3-year-old Julian’s picture that inspired “Lucy”

When I was in elementary school, there was a girl in my class a few years named Lucy. At the beginning of the year, we would all take our desks, then go around and say our names. It seemed like every year it would come around to Lucy, she would say her name, and the teacher would say, “huh, like that song.” Then the teacher would sing the first line of the chorus to “Lucy In the Sky With Diamonds” and say, “I love that song.” Lucy would just nod. She must have heard that a billion times.

The responsibility for “Lucy” lies with John Lennon’s son Julian. He was 3 years old when he brought home from school a picture he had drawn. Kid pictures are a funny thing. We praise and laud them to the kids as if they’re the prize of the century, and hang them on the fridge. Viewed with a critical and objective eye, of course, kid pictures unilaterally suck, but that’s not the point. It’s the kid that made the picture that matters, not the picture itself. And if it’s our kid, then Jackson Pollock better make way. Aside from their usefulness as a window into the child’s psychology, they make parents feel proud of their kid. And they can even inspire a song.

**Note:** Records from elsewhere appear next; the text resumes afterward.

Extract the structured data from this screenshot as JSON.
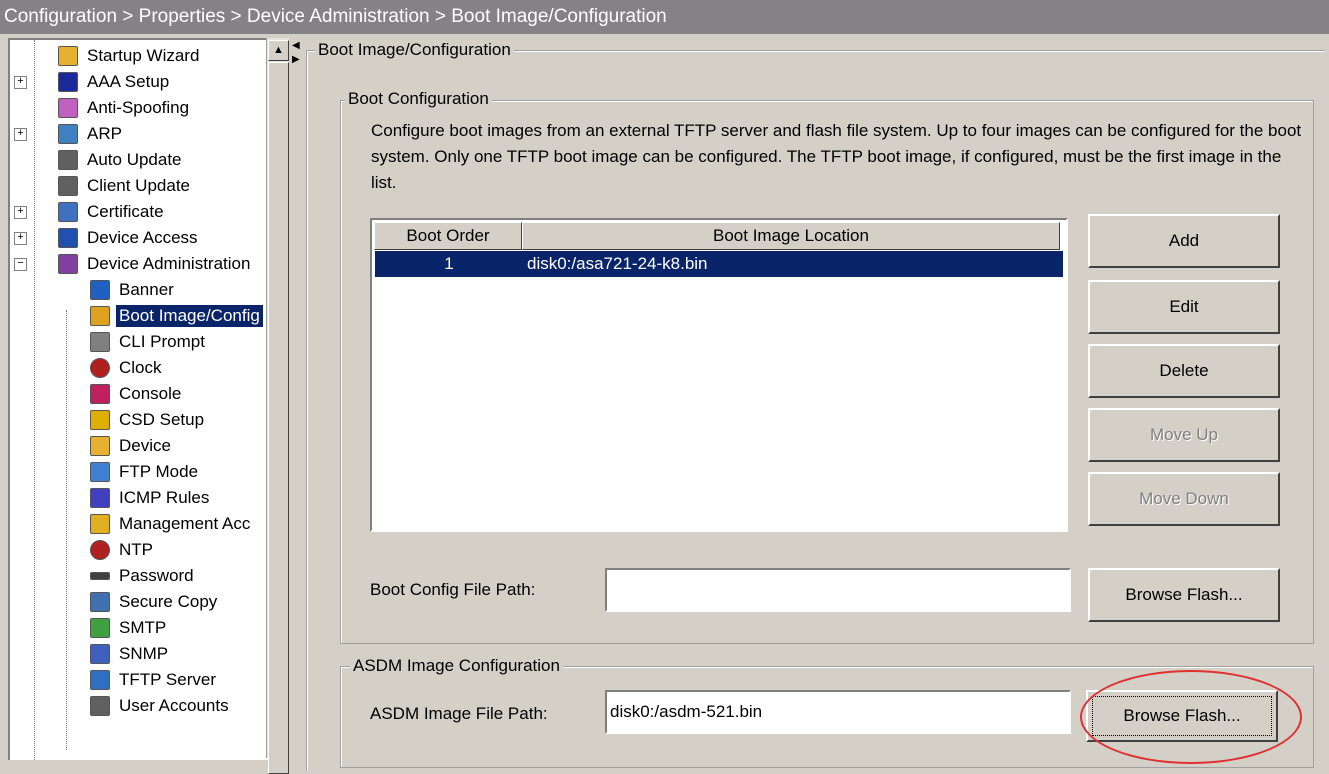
{
  "title_bar": "Configuration > Properties > Device Administration > Boot Image/Configuration",
  "tree": {
    "items": [
      {
        "label": "Startup Wizard",
        "icon": "wizard-icon",
        "color": "#e8b030"
      },
      {
        "label": "AAA Setup",
        "icon": "lock-icon",
        "color": "#1a2a9a"
      },
      {
        "label": "Anti-Spoofing",
        "icon": "shield-icon",
        "color": "#c060c0"
      },
      {
        "label": "ARP",
        "icon": "network-icon",
        "color": "#4080c0"
      },
      {
        "label": "Auto Update",
        "icon": "computer-icon",
        "color": "#606060"
      },
      {
        "label": "Client Update",
        "icon": "computer-icon",
        "color": "#606060"
      },
      {
        "label": "Certificate",
        "icon": "certificate-icon",
        "color": "#4070c0"
      },
      {
        "label": "Device Access",
        "icon": "key-icon",
        "color": "#2050b0"
      },
      {
        "label": "Device Administration",
        "icon": "admin-icon",
        "color": "#8040a0"
      },
      {
        "label": "Banner",
        "icon": "banner-icon",
        "color": "#2060c0"
      },
      {
        "label": "Boot Image/Config",
        "icon": "boot-icon",
        "color": "#e0a020"
      },
      {
        "label": "CLI Prompt",
        "icon": "prompt-icon",
        "color": "#808080"
      },
      {
        "label": "Clock",
        "icon": "clock-icon",
        "color": "#b02020"
      },
      {
        "label": "Console",
        "icon": "console-icon",
        "color": "#c02060"
      },
      {
        "label": "CSD Setup",
        "icon": "lock-icon",
        "color": "#e0b000"
      },
      {
        "label": "Device",
        "icon": "device-icon",
        "color": "#e8b030"
      },
      {
        "label": "FTP Mode",
        "icon": "ftp-icon",
        "color": "#4080d0"
      },
      {
        "label": "ICMP Rules",
        "icon": "icmp-icon",
        "color": "#4040c0"
      },
      {
        "label": "Management Acc",
        "icon": "management-icon",
        "color": "#e0b020"
      },
      {
        "label": "NTP",
        "icon": "clock-icon",
        "color": "#b02020"
      },
      {
        "label": "Password",
        "icon": "password-icon",
        "color": "#404040"
      },
      {
        "label": "Secure Copy",
        "icon": "copy-icon",
        "color": "#4070b0"
      },
      {
        "label": "SMTP",
        "icon": "smtp-icon",
        "color": "#40a040"
      },
      {
        "label": "SNMP",
        "icon": "snmp-icon",
        "color": "#4060c0"
      },
      {
        "label": "TFTP Server",
        "icon": "server-icon",
        "color": "#3070c0"
      },
      {
        "label": "User Accounts",
        "icon": "users-icon",
        "color": "#606060"
      }
    ]
  },
  "panel": {
    "title": "Boot Image/Configuration",
    "boot_config": {
      "legend": "Boot Configuration",
      "description": "Configure boot images from an external TFTP server and flash file system. Up to four images can be configured for the boot system. Only one TFTP boot image can be configured. The TFTP boot image, if configured, must be the first image in the list.",
      "table": {
        "headers": [
          "Boot Order",
          "Boot Image Location"
        ],
        "rows": [
          {
            "order": "1",
            "location": "disk0:/asa721-24-k8.bin"
          }
        ]
      },
      "buttons": {
        "add": "Add",
        "edit": "Edit",
        "delete": "Delete",
        "move_up": "Move Up",
        "move_down": "Move Down"
      },
      "config_path_label": "Boot Config File Path:",
      "config_path_value": "",
      "browse_label": "Browse Flash..."
    },
    "asdm": {
      "legend": "ASDM Image Configuration",
      "path_label": "ASDM Image File Path:",
      "path_value": "disk0:/asdm-521.bin",
      "browse_label": "Browse Flash..."
    }
  },
  "colors": {
    "title_bar": "#848284",
    "selection": "#0a246a",
    "highlight_circle": "#e03030"
  }
}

“Lucy” was one such song, and a big fat thank-you needs to go to Julian, and the real-life Lucy who in turn inspired the picture. It’s a wonderful piece of psychedelic whimsy, and has a childlike boppiness. It also features a shift from a 3/4 time in the verses to 4/4 in the chorus. This normally annoys the crap out of me (especially when it’s accompanied by a big tempo change), but it works here. The lyrics speak of tangerine trees and cellophane flowers and marshmallow pies, but the strange and perhaps drug-induced imaginings of the narrator don’t make the listener feel ill-at-ease.

I can hear the question on your lips before you say it. “Is the song about drugs?” There’s the simple fact that it’s called “LUCY in the SKY with DIAMONDS.” L. in the S. with D. LSD. Any 2nd grader (with an unsettling knowledge of controlled substances) could figure that one out, so that’s not enough. But the song has a weird, other-worldly quality, encouraged by the celeste-like intro. The picture I get from the lyrics is of a crazy, colorful world, but it’s more Dr. Seuss than Timothy Leary. Personally, I don’t buy the drug subtext thing, but here’s the main reason. It’s a quote from John himself.

“It was purely unconscious that it came out to be LSD. Until someone pointed it out, I never even thought of it. I mean, who would ever bother to look at initials of a title? It’s not an acid song.”

That settles it for me.